The New York City Districting Commission, an appointed, 15-member body of non-sitting politicians, is required to redraw the city’s political boundaries every decade in response to population changes identified in the U.S. census. The process is typically controversial, and this time around was no exception.
The commission voted to approve the lines, which now move to the City Council for consideration. If the Council does not object, the lines move on to the U.S. Department of Justice.
Queens activists and civic associations were upset and dumbfounded about two specific areas Tuesday when the commission released its final draft of the new lines ahead of the vote.
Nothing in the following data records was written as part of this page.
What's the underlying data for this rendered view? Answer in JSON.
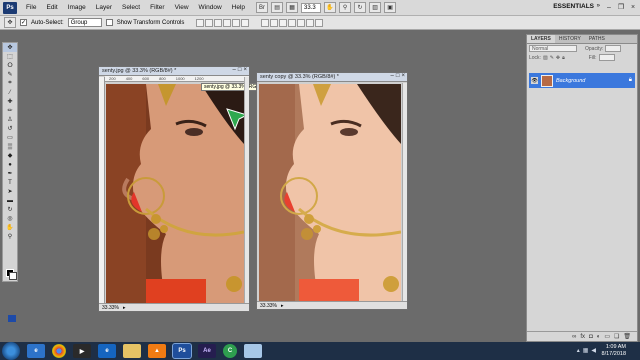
{
  "app": {
    "logo": "Ps",
    "menu": [
      "File",
      "Edit",
      "Image",
      "Layer",
      "Select",
      "Filter",
      "View",
      "Window",
      "Help"
    ],
    "zoom": "33.3",
    "workspace": "ESSENTIALS"
  },
  "options_bar": {
    "auto_select_label": "Auto-Select:",
    "auto_select_value": "Group",
    "show_transform_label": "Show Transform Controls"
  },
  "documents": [
    {
      "title": "senty.jpg @ 33.3% (RGB/8#) *",
      "zoom": "33.33%",
      "ruler": [
        "200",
        "400",
        "600",
        "800",
        "1000",
        "1200",
        "1400",
        "1600"
      ],
      "tooltip": "senty.jpg @ 33.3% (RGB/8#)"
    },
    {
      "title": "senty copy @ 33.3% (RGB/8#) *",
      "zoom": "33.33%"
    }
  ],
  "panel": {
    "tabs": [
      "LAYERS",
      "HISTORY",
      "PATHS"
    ],
    "blend_mode": "Normal",
    "opacity_label": "Opacity:",
    "lock_label": "Lock:",
    "fill_label": "Fill:",
    "layer_name": "Background"
  },
  "taskbar": {
    "time": "1:09 AM",
    "date": "8/17/2018",
    "apps": [
      "ie",
      "chrome",
      "media",
      "ie-blue",
      "folder",
      "vlc",
      "photoshop",
      "after-effects",
      "camtasia",
      "notepad"
    ]
  },
  "colors": {
    "accent": "#3b78dd",
    "taskbar": "#1e2f46",
    "workspace": "#6b6b6b"
  }
}
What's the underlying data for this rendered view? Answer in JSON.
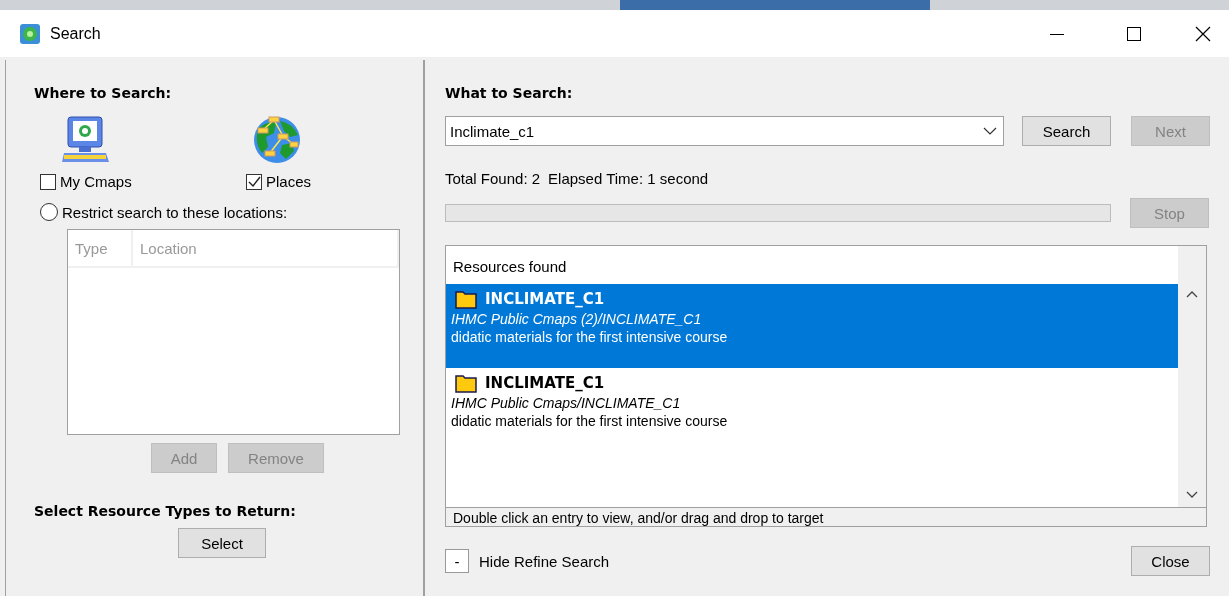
{
  "window": {
    "title": "Search"
  },
  "where": {
    "heading": "Where to Search:",
    "sources": [
      {
        "kind": "computer",
        "label": "My Cmaps",
        "checked": false
      },
      {
        "kind": "globe",
        "label": "Places",
        "checked": true
      }
    ],
    "restrict": {
      "label": "Restrict search to these locations:",
      "selected": false
    },
    "locations_table": {
      "columns": [
        "Type",
        "Location"
      ]
    },
    "buttons": [
      {
        "label": "Add",
        "disabled": true
      },
      {
        "label": "Remove",
        "disabled": true
      }
    ]
  },
  "resource_types": {
    "heading": "Select Resource Types to Return:",
    "button": {
      "label": "Select",
      "disabled": false
    }
  },
  "what": {
    "heading": "What to Search:",
    "query": "Inclimate_c1",
    "buttons": [
      {
        "label": "Search",
        "disabled": false
      },
      {
        "label": "Next",
        "disabled": true
      }
    ],
    "total_found": "Total Found: 2",
    "elapsed_time": "Elapsed Time: 1 second",
    "stop": {
      "label": "Stop",
      "disabled": true
    }
  },
  "results": {
    "header": "Resources found",
    "items": [
      {
        "title": "INCLIMATE_C1",
        "path": "IHMC Public Cmaps (2)/INCLIMATE_C1",
        "description": "didatic materials for the first intensive course",
        "selected": true
      },
      {
        "title": "INCLIMATE_C1",
        "path": "IHMC Public Cmaps/INCLIMATE_C1",
        "description": "didatic materials for the first intensive course",
        "selected": false
      }
    ],
    "hint": "Double click an entry to view, and/or drag and drop to target"
  },
  "refine": {
    "toggle": "-",
    "label": "Hide Refine Search"
  },
  "close": {
    "label": "Close",
    "disabled": false
  }
}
Just north of downtown Flushing lies the border between areas represented by Councilmen Peter Koo (D-Flushing) and Dan Halloran (R-Whitestone). The Northeast Flushing Civic Association, the Broadway-Flushing Homeowners Association and the Queens Civic Congress, along with Koo and Halloran, had united over a plan to fairly divide the two districts along neighborhood lines, keeping low-density housing in Halloran’s domain and high density housing in Koo’s.
The coalition formed in response to a draft map released by the commission that put some high density co-ops into Halloran’s district and a section of single-family homes into Koo’s. The ensuing outrage was so great that the executive director of the commission made a motion to correct what he called a mistake, and stuck the co-ops back in Koo’s district.
But the final maps did not follow the coalition’s recommendations and drew a significant chunk of low-density blocks in north Flushing into Koo’s district, a move that had not been reflected in any of the commission’s previous drafts.
Halloran called the lines a compromise, noting that Broadway, Flushing and Auburndale were largely kept together in his district.
But Paul Graziano, an urban planner who lives in North Flushing, used software on the commission’s website to show the lines could have easily followed the lawmakers’ suggestion while making sure the districts had the correct populations.
Another hotspot in the districting debate was Bayside Hills and Oakland Gardens. Activist groups representing Asian Americans in the city contended that the residents identified themselves as Baysiders and should be moved from the district of Councilman Mark Weprin (D-Oakland Gardens) to that of Halloran, which the commission did not do.
“Bayside remains divided despite overwhelming public testimony that Bayside should be united in [Halloran’s district],” said the Asian American Legal Defense and Education Fund. “The portion of Bayside that was removed from [Halloran’s district] and added to [Weprin’s district] contains a substantial number of Asian-American voters.”
The fund and other groups like the Asian American Community Coalition on Redistricting and Democracy contend that the increasing population of Asian Americans in Bayside and the two neighborhoods in question meant that they should have been kept together as a community of interest.
Former state Sen. Frank Padavan has argued at one hearing that the two neighborhoods should stay in Weprin’s district.
Reach reporter Joe Anuta by e-mail at email@example.com or by phone at 718-260-4566.